July 3, 2011

Today I read on the regular old Internet that the ruler of Dubai, Sheikh Mohammed, is making his website available as an iPhone application. 

It’s pretty cool to be an iPhone application.  At least it may be my only public appearance that impressed my Apple-a-day-keeps-the-meltdown-away nephews.

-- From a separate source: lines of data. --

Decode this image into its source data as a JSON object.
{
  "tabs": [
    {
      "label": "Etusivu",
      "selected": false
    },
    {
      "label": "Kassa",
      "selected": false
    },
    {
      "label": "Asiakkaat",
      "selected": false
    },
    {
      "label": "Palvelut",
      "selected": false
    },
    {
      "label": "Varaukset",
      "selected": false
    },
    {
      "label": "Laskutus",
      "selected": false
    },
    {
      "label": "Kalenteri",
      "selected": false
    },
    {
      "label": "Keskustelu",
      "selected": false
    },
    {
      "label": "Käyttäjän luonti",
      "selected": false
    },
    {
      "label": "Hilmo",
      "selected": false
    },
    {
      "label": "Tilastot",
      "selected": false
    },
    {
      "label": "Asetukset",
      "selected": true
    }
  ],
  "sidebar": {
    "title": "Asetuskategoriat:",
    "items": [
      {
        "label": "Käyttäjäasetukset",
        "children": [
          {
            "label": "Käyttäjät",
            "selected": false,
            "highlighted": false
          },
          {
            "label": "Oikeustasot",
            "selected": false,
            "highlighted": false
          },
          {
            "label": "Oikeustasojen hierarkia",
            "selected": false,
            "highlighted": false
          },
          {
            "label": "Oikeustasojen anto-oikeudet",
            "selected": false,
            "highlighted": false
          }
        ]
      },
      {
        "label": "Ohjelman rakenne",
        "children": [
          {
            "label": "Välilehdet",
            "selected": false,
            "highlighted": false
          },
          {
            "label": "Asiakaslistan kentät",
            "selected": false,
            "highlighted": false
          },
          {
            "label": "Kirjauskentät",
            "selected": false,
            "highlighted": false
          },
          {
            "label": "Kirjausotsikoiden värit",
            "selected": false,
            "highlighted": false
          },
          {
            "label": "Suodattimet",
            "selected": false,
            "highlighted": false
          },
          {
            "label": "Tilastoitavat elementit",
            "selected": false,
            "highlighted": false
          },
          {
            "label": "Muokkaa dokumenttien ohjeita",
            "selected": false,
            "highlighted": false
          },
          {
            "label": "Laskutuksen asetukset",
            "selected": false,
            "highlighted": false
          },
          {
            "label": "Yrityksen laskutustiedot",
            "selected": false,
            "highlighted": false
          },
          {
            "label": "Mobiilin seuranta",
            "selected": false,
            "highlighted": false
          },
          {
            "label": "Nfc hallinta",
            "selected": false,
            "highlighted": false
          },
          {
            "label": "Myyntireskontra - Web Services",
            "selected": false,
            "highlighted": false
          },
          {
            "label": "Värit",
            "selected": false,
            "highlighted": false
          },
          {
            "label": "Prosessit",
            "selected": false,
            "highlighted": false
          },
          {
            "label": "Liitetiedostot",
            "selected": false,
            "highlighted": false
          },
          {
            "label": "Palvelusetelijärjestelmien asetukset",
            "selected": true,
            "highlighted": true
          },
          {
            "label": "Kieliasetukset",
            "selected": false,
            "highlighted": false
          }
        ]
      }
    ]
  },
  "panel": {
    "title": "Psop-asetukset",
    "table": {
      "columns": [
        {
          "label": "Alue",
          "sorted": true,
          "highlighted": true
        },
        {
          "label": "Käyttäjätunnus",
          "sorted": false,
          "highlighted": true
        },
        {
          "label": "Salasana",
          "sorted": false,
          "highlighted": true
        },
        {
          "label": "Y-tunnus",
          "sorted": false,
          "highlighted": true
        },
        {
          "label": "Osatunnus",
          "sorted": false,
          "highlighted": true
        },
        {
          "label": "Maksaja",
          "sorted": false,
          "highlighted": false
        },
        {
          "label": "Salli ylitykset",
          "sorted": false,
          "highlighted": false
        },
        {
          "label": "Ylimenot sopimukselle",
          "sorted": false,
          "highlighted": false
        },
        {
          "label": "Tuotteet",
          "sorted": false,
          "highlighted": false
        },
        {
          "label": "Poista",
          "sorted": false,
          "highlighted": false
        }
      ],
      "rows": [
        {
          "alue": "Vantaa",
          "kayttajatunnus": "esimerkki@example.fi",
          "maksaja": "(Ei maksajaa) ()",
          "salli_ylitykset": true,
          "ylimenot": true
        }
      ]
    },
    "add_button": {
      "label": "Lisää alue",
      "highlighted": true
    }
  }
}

On these International Herald Tribune apps,  I share Apple time with several others, including my friend David Chaudoir, in these videos directed by Sonya Edelman, all about how to live and do business in the UAE.

And one thing I wished I’d mentioned and which I discovered this week:  If you sometimes feel the need to yell at the phone company, which is not how to behave in UAE, remember that if the phone company doesn’t get you in one country, the electrical company will get you in another.

http://itunes.apple.com/us/app/iht-business-navigator-uae/id429691020?mt=8

or you can just peek at the videos here:

http://www.vimeo.com/20975323

http://www.vimeo.com/20974707